Based on a report by Federmacchine, it seems that the first half of 2009 was marked by a 31.9 percent collapse in Italy’s industrial production, with a 9 percent reduction in the second quarter, compared to the first, according to an Oct. 29 Vitrum release. The blow to businesses, and to the nation’s economy, is shocking given that this sector is one of the mainstays of "made in Italy" manufacturing and accounts for nearly 8 percent of Italy’s overall economic value.
It is the consequence of a huge financial crisis and not a crisis within the industrial system. The economic woes are being felt throughout the entire Western world and, to a degree, in the so-called emerging markets. Fortunately, only partially in the emerging markets, because that’s where the signs of a faint recovery are beginning to emerge.
Exactly which countries are these? Certainly the ones known as "BRIC," with some reservations surrounding the 'I' for India and some caution around the "R" for Russia. “Brazil is the country of the future, because it maintained a strong rate of growth, and all the potential for development demonstrated in recent years is still intact," said Michele Gusti, managing director, Ocmi Otg and president, Gimav’s Hollow Glass Group, in the release. "Like China, where even though the growth rate has dropped from two figures, it has settled comfortably at a more than decent 9 percent approximately. It’s true that represents a 20 percent drop in growth, but still in a setting of great economic vitality and strong support of investments. Russia, too, is taking off again, but at a much slower pace. India, on the other hand, from our hollow glass point of view, is a disappointment because the demand for high-quality products remains low.”
The stamina and confirmed vitality of the emerging markets has already been echoed as an
upward trend in Europe, especially in Germany, which celebrated a 1.4 percent increase for the month of August in orders for the sector, fortifying hopes for growth in the third quarter, according to the release. A fact confirmed by Aldo Faccenda, CEO, Bottero Group: “In Europe, Germany is still the driving force, followed at a short distance by France.
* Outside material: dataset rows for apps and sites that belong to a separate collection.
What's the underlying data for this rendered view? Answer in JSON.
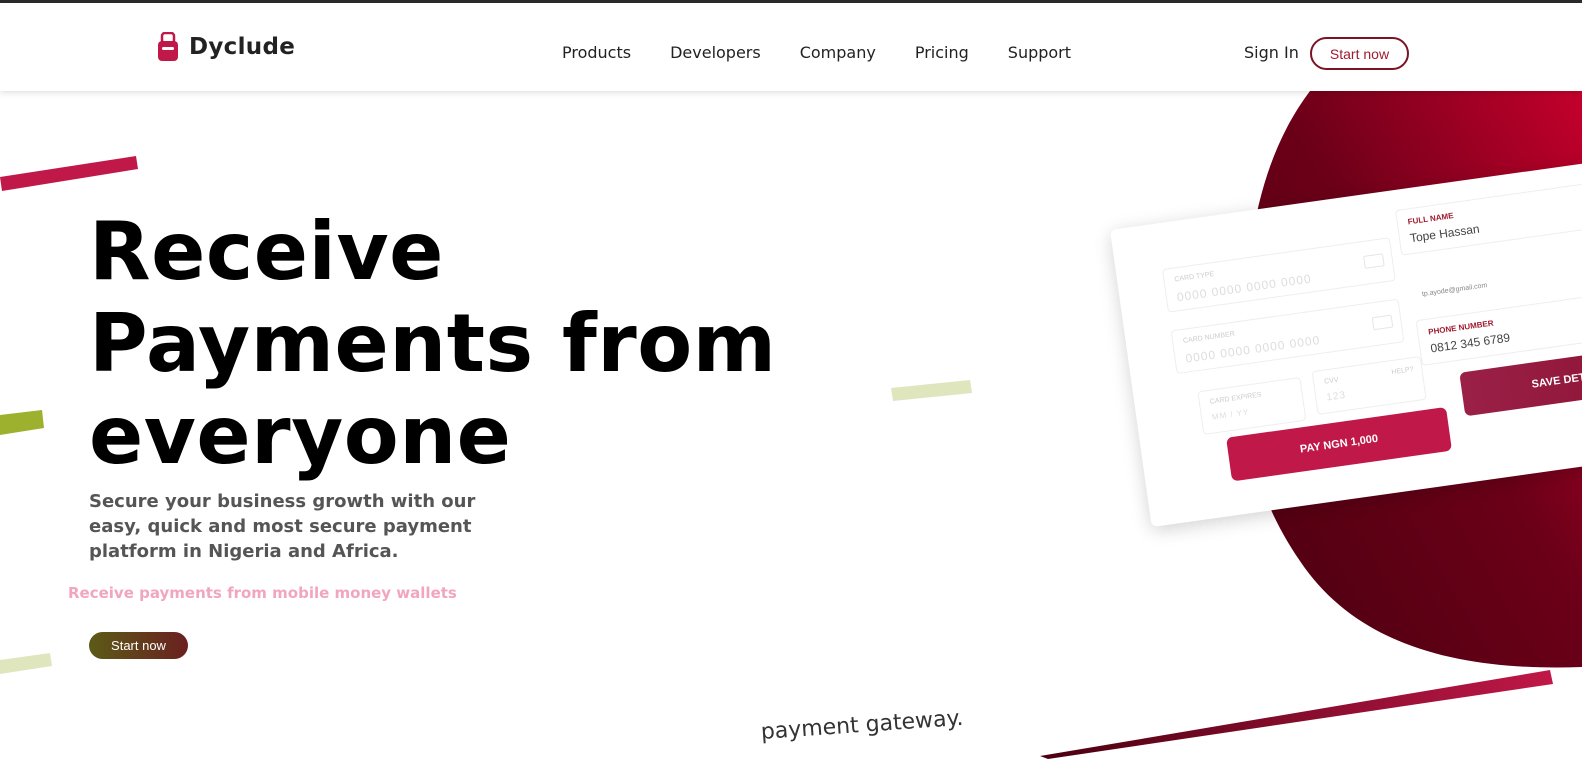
{
  "brand": {
    "name": "Dyclude",
    "color": "#c01848"
  },
  "nav": {
    "items": [
      "Products",
      "Developers",
      "Company",
      "Pricing",
      "Support"
    ],
    "sign_in": "Sign In",
    "start_now": "Start now"
  },
  "hero": {
    "title_line1": "Receive",
    "title_line2": "Payments from",
    "title_line3": "everyone",
    "subtitle": "Secure your business growth with our easy, quick and most secure payment platform in Nigeria and Africa.",
    "rotating_note": "Receive payments from mobile money wallets",
    "cta": "Start now"
  },
  "card_mockup": {
    "card_type_label": "CARD TYPE",
    "card_type_value": "0000  0000  0000  0000",
    "card_number_label": "CARD NUMBER",
    "card_number_value": "0000  0000  0000  0000",
    "card_expiry_label": "CARD EXPIRES",
    "card_expiry_placeholder": "MM / YY",
    "cvv_label": "CVV",
    "cvv_help": "HELP?",
    "cvv_placeholder": "123",
    "pay_button": "PAY NGN 1,000",
    "full_name_label": "FULL NAME",
    "full_name_value": "Tope Hassan",
    "email_value": "tp.ayode@gmail.com",
    "phone_label": "PHONE NUMBER",
    "phone_value": "0812 345 6789",
    "save_button": "SAVE DETAILS"
  },
  "footer_peek": {
    "text": "payment gateway."
  },
  "colors": {
    "accent": "#c01848",
    "deep_red": "#5a0016",
    "stripe_green": "#9db12e",
    "stripe_pale_green": "#dfe6be"
  }
}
The signs of an awakening are clear; orders are starting to move into the sector, even though there are still problems in the automotive and building sectors, but we can say that the wheel is starting to turn in the right direction.”
The worst is not behind us yet, considering that the machinery-manufacturing sector in Italy is experiencing a 56 percent downturn, matched by an estimated average decline of 35 percent-40 percent globally. “In theory, we can say we have hit rock bottom and are now starting to move back up, but the underlying reality is more complex and paints a less rosy picture," Gusti said in the release. "Orders taken in 2008 were rich and abundant and made it possible to keep the ship on course despite the difficulties experienced in 2009."